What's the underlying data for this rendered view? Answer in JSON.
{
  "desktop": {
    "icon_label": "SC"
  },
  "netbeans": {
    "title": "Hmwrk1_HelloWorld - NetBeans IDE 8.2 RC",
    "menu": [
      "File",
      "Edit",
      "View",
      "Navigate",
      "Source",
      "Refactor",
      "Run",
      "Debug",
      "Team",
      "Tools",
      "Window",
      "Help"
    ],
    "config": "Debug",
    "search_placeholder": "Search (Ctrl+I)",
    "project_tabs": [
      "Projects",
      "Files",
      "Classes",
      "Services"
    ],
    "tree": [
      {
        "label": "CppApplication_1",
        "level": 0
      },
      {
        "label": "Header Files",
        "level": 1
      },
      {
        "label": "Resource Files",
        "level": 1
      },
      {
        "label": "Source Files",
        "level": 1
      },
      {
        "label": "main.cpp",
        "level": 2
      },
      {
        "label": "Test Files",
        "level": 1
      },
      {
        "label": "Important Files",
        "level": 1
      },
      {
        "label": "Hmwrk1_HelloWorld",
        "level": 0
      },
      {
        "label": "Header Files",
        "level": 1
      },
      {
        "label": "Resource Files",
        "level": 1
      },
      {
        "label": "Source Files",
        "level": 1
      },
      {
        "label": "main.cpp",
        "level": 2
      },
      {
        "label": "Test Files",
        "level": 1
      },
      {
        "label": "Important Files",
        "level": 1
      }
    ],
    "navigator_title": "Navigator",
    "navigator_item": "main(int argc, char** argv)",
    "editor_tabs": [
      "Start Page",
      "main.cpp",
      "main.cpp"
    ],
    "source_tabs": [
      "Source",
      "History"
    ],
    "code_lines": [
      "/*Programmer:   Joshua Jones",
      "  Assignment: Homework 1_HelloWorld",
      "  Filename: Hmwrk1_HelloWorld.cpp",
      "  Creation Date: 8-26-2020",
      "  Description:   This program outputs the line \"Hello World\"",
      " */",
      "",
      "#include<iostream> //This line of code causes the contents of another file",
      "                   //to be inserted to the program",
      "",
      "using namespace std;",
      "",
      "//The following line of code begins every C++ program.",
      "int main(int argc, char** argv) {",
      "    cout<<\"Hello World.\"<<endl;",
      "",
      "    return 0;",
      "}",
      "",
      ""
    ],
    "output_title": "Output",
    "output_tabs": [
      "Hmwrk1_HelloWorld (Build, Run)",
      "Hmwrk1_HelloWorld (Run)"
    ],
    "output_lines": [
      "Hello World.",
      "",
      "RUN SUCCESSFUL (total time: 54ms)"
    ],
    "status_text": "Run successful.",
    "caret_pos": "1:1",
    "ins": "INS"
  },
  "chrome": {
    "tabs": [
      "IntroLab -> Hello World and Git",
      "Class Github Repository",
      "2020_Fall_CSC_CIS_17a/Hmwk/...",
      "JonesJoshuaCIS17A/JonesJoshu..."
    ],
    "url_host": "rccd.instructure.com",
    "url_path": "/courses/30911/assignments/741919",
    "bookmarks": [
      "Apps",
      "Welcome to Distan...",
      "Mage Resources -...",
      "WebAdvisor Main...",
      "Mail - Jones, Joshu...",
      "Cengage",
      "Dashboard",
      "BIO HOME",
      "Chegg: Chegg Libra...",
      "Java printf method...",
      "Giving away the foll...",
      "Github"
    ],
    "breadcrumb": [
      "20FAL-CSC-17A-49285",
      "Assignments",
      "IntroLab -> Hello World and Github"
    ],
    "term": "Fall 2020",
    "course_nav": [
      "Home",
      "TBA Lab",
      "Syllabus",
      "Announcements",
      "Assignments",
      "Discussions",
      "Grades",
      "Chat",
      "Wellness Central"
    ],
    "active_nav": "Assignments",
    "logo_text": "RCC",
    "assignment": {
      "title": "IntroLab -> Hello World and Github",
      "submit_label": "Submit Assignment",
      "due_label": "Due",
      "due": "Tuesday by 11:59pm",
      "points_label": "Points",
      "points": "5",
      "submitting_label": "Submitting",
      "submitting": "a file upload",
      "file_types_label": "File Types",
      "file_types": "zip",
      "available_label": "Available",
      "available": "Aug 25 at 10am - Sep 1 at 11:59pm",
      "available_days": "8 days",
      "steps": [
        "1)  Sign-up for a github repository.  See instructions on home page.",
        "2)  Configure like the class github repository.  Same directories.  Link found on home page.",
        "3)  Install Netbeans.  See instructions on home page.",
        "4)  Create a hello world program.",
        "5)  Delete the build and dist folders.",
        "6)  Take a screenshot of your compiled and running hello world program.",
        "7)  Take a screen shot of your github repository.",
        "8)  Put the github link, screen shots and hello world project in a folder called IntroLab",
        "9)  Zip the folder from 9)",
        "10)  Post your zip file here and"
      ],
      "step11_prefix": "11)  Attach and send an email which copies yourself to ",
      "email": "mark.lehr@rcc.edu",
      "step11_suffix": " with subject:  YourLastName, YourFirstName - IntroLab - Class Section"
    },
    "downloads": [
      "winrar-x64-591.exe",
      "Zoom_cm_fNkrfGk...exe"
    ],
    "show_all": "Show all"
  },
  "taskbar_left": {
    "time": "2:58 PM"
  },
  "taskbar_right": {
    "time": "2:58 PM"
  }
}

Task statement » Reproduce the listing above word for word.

Exercise result »
What's the underlying data for this rendered view? Answer in JSON.
{
  "desktop": {
    "icon_label": "SC"
  },
  "netbeans": {
    "title": "Hmwrk1_HelloWorld - NetBeans IDE 8.2 RC",
    "menu": [
      "File",
      "Edit",
      "View",
      "Navigate",
      "Source",
      "Refactor",
      "Run",
      "Debug",
      "Team",
      "Tools",
      "Window",
      "Help"
    ],
    "config": "Debug",
    "search_placeholder": "Search (Ctrl+I)",
    "project_tabs": [
      "Projects",
      "Files",
      "Classes",
      "Services"
    ],
    "tree": [
      {
        "label": "CppApplication_1",
        "level": 0
      },
      {
        "label": "Header Files",
        "level": 1
      },
      {
        "label": "Resource Files",
        "level": 1
      },
      {
        "label": "Source Files",
        "level": 1
      },
      {
        "label": "main.cpp",
        "level": 2
      },
      {
        "label": "Test Files",
        "level": 1
      },
      {
        "label": "Important Files",
        "level": 1
      },
      {
        "label": "Hmwrk1_HelloWorld",
        "level": 0
      },
      {
        "label": "Header Files",
        "level": 1
      },
      {
        "label": "Resource Files",
        "level": 1
      },
      {
        "label": "Source Files",
        "level": 1
      },
      {
        "label": "main.cpp",
        "level": 2
      },
      {
        "label": "Test Files",
        "level": 1
      },
      {
        "label": "Important Files",
        "level": 1
      }
    ],
    "navigator_title": "Navigator",
    "navigator_item": "main(int argc, char** argv)",
    "editor_tabs": [
      "Start Page",
      "main.cpp",
      "main.cpp"
    ],
    "source_tabs": [
      "Source",
      "History"
    ],
    "code_lines": [
      "/*Programmer:   Joshua Jones",
      "  Assignment: Homework 1_HelloWorld",
      "  Filename: Hmwrk1_HelloWorld.cpp",
      "  Creation Date: 8-26-2020",
      "  Description:   This program outputs the line \"Hello World\"",
      " */",
      "",
      "#include<iostream> //This line of code causes the contents of another file",
      "                   //to be inserted to the program",
      "",
      "using namespace std;",
      "",
      "//The following line of code begins every C++ program.",
      "int main(int argc, char** argv) {",
      "    cout<<\"Hello World.\"<<endl;",
      "",
      "    return 0;",
      "}",
      "",
      ""
    ],
    "output_title": "Output",
    "output_tabs": [
      "Hmwrk1_HelloWorld (Build, Run)",
      "Hmwrk1_HelloWorld (Run)"
    ],
    "output_lines": [
      "Hello World.",
      "",
      "RUN SUCCESSFUL (total time: 54ms)"
    ],
    "status_text": "Run successful.",
    "caret_pos": "1:1",
    "ins": "INS"
  },
  "chrome": {
    "tabs": [
      "IntroLab -> Hello World and Git",
      "Class Github Repository",
      "2020_Fall_CSC_CIS_17a/Hmwk/...",
      "JonesJoshuaCIS17A/JonesJoshu..."
    ],
    "url_host": "rccd.instructure.com",
    "url_path": "/courses/30911/assignments/741919",
    "bookmarks": [
      "Apps",
      "Welcome to Distan...",
      "Mage Resources -...",
      "WebAdvisor Main...",
      "Mail - Jones, Joshu...",
      "Cengage",
      "Dashboard",
      "BIO HOME",
      "Chegg: Chegg Libra...",
      "Java printf method...",
      "Giving away the foll...",
      "Github"
    ],
    "breadcrumb": [
      "20FAL-CSC-17A-49285",
      "Assignments",
      "IntroLab -> Hello World and Github"
    ],
    "term": "Fall 2020",
    "course_nav": [
      "Home",
      "TBA Lab",
      "Syllabus",
      "Announcements",
      "Assignments",
      "Discussions",
      "Grades",
      "Chat",
      "Wellness Central"
    ],
    "active_nav": "Assignments",
    "logo_text": "RCC",
    "assignment": {
      "title": "IntroLab -> Hello World and Github",
      "submit_label": "Submit Assignment",
      "due_label": "Due",
      "due": "Tuesday by 11:59pm",
      "points_label": "Points",
      "points": "5",
      "submitting_label": "Submitting",
      "submitting": "a file upload",
      "file_types_label": "File Types",
      "file_types": "zip",
      "available_label": "Available",
      "available": "Aug 25 at 10am - Sep 1 at 11:59pm",
      "available_days": "8 days",
      "steps": [
        "1)  Sign-up for a github repository.  See instructions on home page.",
        "2)  Configure like the class github repository.  Same directories.  Link found on home page.",
        "3)  Install Netbeans.  See instructions on home page.",
        "4)  Create a hello world program.",
        "5)  Delete the build and dist folders.",
        "6)  Take a screenshot of your compiled and running hello world program.",
        "7)  Take a screen shot of your github repository.",
        "8)  Put the github link, screen shots and hello world project in a folder called IntroLab",
        "9)  Zip the folder from 9)",
        "10)  Post your zip file here and"
      ],
      "step11_prefix": "11)  Attach and send an email which copies yourself to ",
      "email": "mark.lehr@rcc.edu",
      "step11_suffix": " with subject:  YourLastName, YourFirstName - IntroLab - Class Section"
    },
    "downloads": [
      "winrar-x64-591.exe",
      "Zoom_cm_fNkrfGk...exe"
    ],
    "show_all": "Show all"
  },
  "taskbar_left": {
    "time": "2:58 PM"
  },
  "taskbar_right": {
    "time": "2:58 PM"
  }
}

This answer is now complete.